Usually the term “dunes” is applied to all sand build-ups regardless of zonal and climatic conditions; in the USSR the term refers only to forms of nondesert sand relief: on the shores of seas and lakes, on river terraces, in morainic aprons, and so forth. In contrast to the barchans developed in deserts, dunes (in this sense) have a convex form on the steep side, not on the sloping side, and the “tails” are located behind the dunes, on the windward side. The sloping side faces upwind and has an angle of inclination of 8°-20°; the downwind side approaches the angle of repose of dry (32°-33°) or moist sand (up to 40°). Dunes range from 5 to 30 m high and more [on the Courland Spit in the Baltic Sea (in Lithuania) a dune 58 m high is known; in Les Landes, on the coast of the Bay of Biscay (in France) there is one 97 m high]. Dunes may shift in the direction of the prevailing wind at a speed of 10 m a year, depending on the weight of the sand and the wind velocity.

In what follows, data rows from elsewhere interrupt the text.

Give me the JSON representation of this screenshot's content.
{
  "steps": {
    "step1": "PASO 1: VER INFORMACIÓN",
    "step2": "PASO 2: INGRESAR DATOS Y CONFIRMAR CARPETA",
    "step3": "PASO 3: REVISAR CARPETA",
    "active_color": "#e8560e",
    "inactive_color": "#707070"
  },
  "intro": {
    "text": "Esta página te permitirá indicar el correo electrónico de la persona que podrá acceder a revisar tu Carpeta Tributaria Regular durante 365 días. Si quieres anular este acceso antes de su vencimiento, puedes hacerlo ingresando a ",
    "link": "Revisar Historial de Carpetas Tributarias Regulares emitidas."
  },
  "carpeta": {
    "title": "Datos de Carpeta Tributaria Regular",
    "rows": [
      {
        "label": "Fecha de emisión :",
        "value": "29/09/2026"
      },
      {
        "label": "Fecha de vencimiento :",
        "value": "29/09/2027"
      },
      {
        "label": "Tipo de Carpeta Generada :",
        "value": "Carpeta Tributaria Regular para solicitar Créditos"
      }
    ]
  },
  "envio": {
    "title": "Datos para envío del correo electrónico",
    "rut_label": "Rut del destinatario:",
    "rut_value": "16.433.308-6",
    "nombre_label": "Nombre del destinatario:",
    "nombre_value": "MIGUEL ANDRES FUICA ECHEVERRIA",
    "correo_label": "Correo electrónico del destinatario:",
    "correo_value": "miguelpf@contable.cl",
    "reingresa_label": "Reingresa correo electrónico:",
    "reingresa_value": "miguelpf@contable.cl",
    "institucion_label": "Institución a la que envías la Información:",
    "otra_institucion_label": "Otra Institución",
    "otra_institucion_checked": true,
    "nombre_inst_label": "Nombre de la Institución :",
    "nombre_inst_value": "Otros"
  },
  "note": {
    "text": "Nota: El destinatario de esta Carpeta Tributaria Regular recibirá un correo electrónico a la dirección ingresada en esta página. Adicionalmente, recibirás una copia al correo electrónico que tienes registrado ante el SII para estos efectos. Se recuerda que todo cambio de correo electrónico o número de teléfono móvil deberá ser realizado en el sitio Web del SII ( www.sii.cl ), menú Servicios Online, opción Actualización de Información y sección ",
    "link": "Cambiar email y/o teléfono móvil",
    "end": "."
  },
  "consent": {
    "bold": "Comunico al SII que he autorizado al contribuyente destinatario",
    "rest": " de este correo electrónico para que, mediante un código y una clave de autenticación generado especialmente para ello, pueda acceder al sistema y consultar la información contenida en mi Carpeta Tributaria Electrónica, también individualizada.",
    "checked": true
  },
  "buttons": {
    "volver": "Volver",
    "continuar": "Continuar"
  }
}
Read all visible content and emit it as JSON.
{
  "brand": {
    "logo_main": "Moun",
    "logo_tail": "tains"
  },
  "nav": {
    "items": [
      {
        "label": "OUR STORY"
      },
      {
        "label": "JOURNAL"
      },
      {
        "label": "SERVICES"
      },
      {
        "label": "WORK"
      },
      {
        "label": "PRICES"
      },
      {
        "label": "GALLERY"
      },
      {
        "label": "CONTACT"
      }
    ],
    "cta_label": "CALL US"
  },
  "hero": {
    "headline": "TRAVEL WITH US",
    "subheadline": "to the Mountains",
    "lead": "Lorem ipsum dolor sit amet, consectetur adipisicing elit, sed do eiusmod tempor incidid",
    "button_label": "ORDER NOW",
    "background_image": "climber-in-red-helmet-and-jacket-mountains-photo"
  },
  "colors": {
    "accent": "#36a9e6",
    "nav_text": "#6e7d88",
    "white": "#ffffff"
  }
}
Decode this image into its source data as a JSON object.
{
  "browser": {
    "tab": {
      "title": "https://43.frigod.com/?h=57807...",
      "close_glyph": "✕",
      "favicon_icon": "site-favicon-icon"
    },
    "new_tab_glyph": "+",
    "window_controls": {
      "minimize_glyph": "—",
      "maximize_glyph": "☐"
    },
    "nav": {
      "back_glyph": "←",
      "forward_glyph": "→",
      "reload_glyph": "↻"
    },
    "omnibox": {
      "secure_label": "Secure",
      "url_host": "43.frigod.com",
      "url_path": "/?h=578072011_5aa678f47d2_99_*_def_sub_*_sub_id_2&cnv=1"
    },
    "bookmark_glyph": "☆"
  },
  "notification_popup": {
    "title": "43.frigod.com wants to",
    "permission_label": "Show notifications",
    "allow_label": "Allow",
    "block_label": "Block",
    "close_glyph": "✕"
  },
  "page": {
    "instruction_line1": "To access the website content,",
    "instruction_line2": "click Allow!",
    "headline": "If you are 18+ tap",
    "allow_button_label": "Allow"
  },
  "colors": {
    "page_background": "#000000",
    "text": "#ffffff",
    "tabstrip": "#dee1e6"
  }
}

The evolution of nondesert dunes, with a prevailing wind direction, is expressed in the gradual transition from coastal or riverside dune banks, which as a rule are transverse to the wind, into staple-shaped, parabolic, and hairpin-shaped forms. Under seasonal winds directed at angles of less than 90°, spear-shaped dunes form. In areas with convective or interfering wind patterns, rounded, ridge-like dunes develop, with a scattering from the center toward the periphery. Moreover, with time simple shapes turn into complex ones. The movement of denuded dunes, which cause great harm to the economy, is being combatted by the planting of wooded vegetation (mostly pines).
B. A. FEDOROVICH